#### Data for processing:
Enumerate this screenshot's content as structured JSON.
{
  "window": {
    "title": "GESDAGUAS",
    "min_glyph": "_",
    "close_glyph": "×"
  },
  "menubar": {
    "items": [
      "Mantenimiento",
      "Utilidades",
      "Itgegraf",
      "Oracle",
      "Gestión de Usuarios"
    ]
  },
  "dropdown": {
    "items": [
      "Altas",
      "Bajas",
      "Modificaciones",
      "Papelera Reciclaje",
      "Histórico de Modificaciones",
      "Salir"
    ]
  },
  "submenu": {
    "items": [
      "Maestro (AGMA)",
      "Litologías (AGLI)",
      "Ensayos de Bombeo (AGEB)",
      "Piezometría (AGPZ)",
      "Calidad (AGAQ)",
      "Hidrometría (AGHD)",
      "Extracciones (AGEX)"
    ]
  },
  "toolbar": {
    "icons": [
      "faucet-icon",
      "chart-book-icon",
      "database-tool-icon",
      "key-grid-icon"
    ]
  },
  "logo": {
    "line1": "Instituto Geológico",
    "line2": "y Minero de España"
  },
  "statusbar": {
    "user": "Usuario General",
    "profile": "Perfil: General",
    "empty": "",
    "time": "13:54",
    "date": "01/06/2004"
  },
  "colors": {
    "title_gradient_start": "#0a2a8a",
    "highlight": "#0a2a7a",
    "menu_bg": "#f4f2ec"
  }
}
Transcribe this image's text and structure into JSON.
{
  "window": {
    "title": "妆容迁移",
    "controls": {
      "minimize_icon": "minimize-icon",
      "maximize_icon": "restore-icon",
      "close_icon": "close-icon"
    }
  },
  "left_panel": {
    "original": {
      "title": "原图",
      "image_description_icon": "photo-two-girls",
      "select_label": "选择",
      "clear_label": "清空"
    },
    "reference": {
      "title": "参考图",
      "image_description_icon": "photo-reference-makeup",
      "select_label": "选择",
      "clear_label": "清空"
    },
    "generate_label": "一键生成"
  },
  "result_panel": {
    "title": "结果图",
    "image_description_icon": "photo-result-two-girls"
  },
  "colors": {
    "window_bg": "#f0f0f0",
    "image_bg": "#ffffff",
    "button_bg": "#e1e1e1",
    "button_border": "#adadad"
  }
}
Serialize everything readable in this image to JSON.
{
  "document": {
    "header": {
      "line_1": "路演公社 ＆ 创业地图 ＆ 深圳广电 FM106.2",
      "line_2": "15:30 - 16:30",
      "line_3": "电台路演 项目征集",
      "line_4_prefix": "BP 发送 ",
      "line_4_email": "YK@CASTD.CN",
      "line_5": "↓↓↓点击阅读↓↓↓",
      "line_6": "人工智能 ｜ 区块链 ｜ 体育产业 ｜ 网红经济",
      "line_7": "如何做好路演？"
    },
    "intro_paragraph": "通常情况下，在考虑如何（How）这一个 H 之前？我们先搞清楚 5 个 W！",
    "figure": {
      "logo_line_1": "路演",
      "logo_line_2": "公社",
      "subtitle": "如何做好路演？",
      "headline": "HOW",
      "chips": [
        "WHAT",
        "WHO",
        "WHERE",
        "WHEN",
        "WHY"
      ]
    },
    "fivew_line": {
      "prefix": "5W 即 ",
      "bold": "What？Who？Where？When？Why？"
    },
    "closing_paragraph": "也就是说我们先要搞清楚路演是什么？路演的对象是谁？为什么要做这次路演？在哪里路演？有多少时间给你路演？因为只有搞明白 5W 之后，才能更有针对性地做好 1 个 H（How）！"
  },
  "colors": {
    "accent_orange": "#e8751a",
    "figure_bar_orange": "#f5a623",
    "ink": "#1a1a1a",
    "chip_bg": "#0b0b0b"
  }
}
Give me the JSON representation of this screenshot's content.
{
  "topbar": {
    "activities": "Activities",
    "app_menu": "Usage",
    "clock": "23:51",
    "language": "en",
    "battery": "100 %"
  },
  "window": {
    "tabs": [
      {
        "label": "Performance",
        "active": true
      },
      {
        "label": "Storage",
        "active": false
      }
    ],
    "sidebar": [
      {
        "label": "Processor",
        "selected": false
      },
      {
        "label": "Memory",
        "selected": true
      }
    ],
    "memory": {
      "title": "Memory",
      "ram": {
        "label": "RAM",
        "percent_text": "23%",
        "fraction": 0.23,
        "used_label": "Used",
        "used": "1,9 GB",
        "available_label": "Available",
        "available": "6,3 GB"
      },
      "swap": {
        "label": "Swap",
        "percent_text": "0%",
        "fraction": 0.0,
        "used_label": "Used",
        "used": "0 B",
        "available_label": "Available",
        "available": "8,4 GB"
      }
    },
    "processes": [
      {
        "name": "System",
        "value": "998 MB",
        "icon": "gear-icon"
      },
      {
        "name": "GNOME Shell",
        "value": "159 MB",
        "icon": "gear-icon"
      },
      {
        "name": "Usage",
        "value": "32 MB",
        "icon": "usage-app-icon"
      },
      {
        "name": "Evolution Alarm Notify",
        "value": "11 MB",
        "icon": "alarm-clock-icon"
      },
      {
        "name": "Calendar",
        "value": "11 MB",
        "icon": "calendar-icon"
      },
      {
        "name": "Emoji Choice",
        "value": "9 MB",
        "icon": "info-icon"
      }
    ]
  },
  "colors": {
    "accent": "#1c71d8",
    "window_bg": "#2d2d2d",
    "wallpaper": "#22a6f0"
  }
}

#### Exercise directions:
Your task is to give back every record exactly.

#### Written answer:
Enumerate this screenshot's content as structured JSON.
{
  "window": {
    "title": "GESDAGUAS",
    "min_glyph": "_",
    "close_glyph": "×"
  },
  "menubar": {
    "items": [
      "Mantenimiento",
      "Utilidades",
      "Itgegraf",
      "Oracle",
      "Gestión de Usuarios"
    ]
  },
  "dropdown": {
    "items": [
      "Altas",
      "Bajas",
      "Modificaciones",
      "Papelera Reciclaje",
      "Histórico de Modificaciones",
      "Salir"
    ]
  },
  "submenu": {
    "items": [
      "Maestro (AGMA)",
      "Litologías (AGLI)",
      "Ensayos de Bombeo (AGEB)",
      "Piezometría (AGPZ)",
      "Calidad (AGAQ)",
      "Hidrometría (AGHD)",
      "Extracciones (AGEX)"
    ]
  },
  "toolbar": {
    "icons": [
      "faucet-icon",
      "chart-book-icon",
      "database-tool-icon",
      "key-grid-icon"
    ]
  },
  "logo": {
    "line1": "Instituto Geológico",
    "line2": "y Minero de España"
  },
  "statusbar": {
    "user": "Usuario General",
    "profile": "Perfil: General",
    "empty": "",
    "time": "13:54",
    "date": "01/06/2004"
  },
  "colors": {
    "title_gradient_start": "#0a2a8a",
    "highlight": "#0a2a7a",
    "menu_bg": "#f4f2ec"
  }
}
Transcribe this image's text and structure into JSON.
{
  "window": {
    "title": "妆容迁移",
    "controls": {
      "minimize_icon": "minimize-icon",
      "maximize_icon": "restore-icon",
      "close_icon": "close-icon"
    }
  },
  "left_panel": {
    "original": {
      "title": "原图",
      "image_description_icon": "photo-two-girls",
      "select_label": "选择",
      "clear_label": "清空"
    },
    "reference": {
      "title": "参考图",
      "image_description_icon": "photo-reference-makeup",
      "select_label": "选择",
      "clear_label": "清空"
    },
    "generate_label": "一键生成"
  },
  "result_panel": {
    "title": "结果图",
    "image_description_icon": "photo-result-two-girls"
  },
  "colors": {
    "window_bg": "#f0f0f0",
    "image_bg": "#ffffff",
    "button_bg": "#e1e1e1",
    "button_border": "#adadad"
  }
}
Serialize everything readable in this image to JSON.
{
  "document": {
    "header": {
      "line_1": "路演公社 ＆ 创业地图 ＆ 深圳广电 FM106.2",
      "line_2": "15:30 - 16:30",
      "line_3": "电台路演 项目征集",
      "line_4_prefix": "BP 发送 ",
      "line_4_email": "YK@CASTD.CN",
      "line_5": "↓↓↓点击阅读↓↓↓",
      "line_6": "人工智能 ｜ 区块链 ｜ 体育产业 ｜ 网红经济",
      "line_7": "如何做好路演？"
    },
    "intro_paragraph": "通常情况下，在考虑如何（How）这一个 H 之前？我们先搞清楚 5 个 W！",
    "figure": {
      "logo_line_1": "路演",
      "logo_line_2": "公社",
      "subtitle": "如何做好路演？",
      "headline": "HOW",
      "chips": [
        "WHAT",
        "WHO",
        "WHERE",
        "WHEN",
        "WHY"
      ]
    },
    "fivew_line": {
      "prefix": "5W 即 ",
      "bold": "What？Who？Where？When？Why？"
    },
    "closing_paragraph": "也就是说我们先要搞清楚路演是什么？路演的对象是谁？为什么要做这次路演？在哪里路演？有多少时间给你路演？因为只有搞明白 5W 之后，才能更有针对性地做好 1 个 H（How）！"
  },
  "colors": {
    "accent_orange": "#e8751a",
    "figure_bar_orange": "#f5a623",
    "ink": "#1a1a1a",
    "chip_bg": "#0b0b0b"
  }
}
Give me the JSON representation of this screenshot's content.
{
  "topbar": {
    "activities": "Activities",
    "app_menu": "Usage",
    "clock": "23:51",
    "language": "en",
    "battery": "100 %"
  },
  "window": {
    "tabs": [
      {
        "label": "Performance",
        "active": true
      },
      {
        "label": "Storage",
        "active": false
      }
    ],
    "sidebar": [
      {
        "label": "Processor",
        "selected": false
      },
      {
        "label": "Memory",
        "selected": true
      }
    ],
    "memory": {
      "title": "Memory",
      "ram": {
        "label": "RAM",
        "percent_text": "23%",
        "fraction": 0.23,
        "used_label": "Used",
        "used": "1,9 GB",
        "available_label": "Available",
        "available": "6,3 GB"
      },
      "swap": {
        "label": "Swap",
        "percent_text": "0%",
        "fraction": 0.0,
        "used_label": "Used",
        "used": "0 B",
        "available_label": "Available",
        "available": "8,4 GB"
      }
    },
    "processes": [
      {
        "name": "System",
        "value": "998 MB",
        "icon": "gear-icon"
      },
      {
        "name": "GNOME Shell",
        "value": "159 MB",
        "icon": "gear-icon"
      },
      {
        "name": "Usage",
        "value": "32 MB",
        "icon": "usage-app-icon"
      },
      {
        "name": "Evolution Alarm Notify",
        "value": "11 MB",
        "icon": "alarm-clock-icon"
      },
      {
        "name": "Calendar",
        "value": "11 MB",
        "icon": "calendar-icon"
      },
      {
        "name": "Emoji Choice",
        "value": "9 MB",
        "icon": "info-icon"
      }
    ]
  },
  "colors": {
    "accent": "#1c71d8",
    "window_bg": "#2d2d2d",
    "wallpaper": "#22a6f0"
  }
}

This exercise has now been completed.